Left

= *= /= %= +=  = & = ^= = < < = >
> = Right

Left

,

Left

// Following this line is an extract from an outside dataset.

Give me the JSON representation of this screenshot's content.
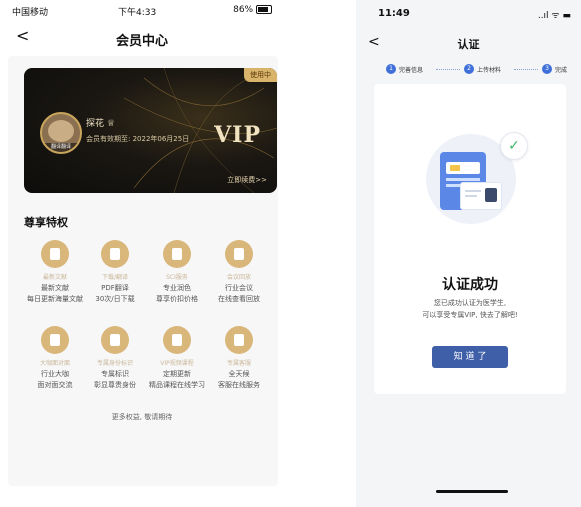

Rather
than spreading them around, I have put all the C++ operators in the precedence table
so that you can always refer back to it if you are uncertain about the
precedence of one operator relative to another. Operators with the highest
precedence appear at the top of the table. All the operators that appear in the
same cell in the table have equal precedence. If there are no parentheses in an
expression, operators with equal precedence are executed in a sequence
determined by their associativity. Thus, if the associativity is “left, ” the
left  most operator in an expression is executed first, progressing through
the expression to the right  most. This means that an expression such as a + b
+ c + d is executed as though it was written (((a + b) + c) + d) because binary
+ is left – associative Note that where an operator has a unary (working with
one operand) and a binary (working with two operands) form, the unary form is
always of a higher precedence and is, therefore, executed first.
You can always override the precedence of
operators by using parentheses. Because there are so many operators in C++, it’s
sometimes hard to be sure what takes precedence over what. It is a good idea to
insert parentheses to make sure. A further plus is that parentheses often make
the code much easier to read.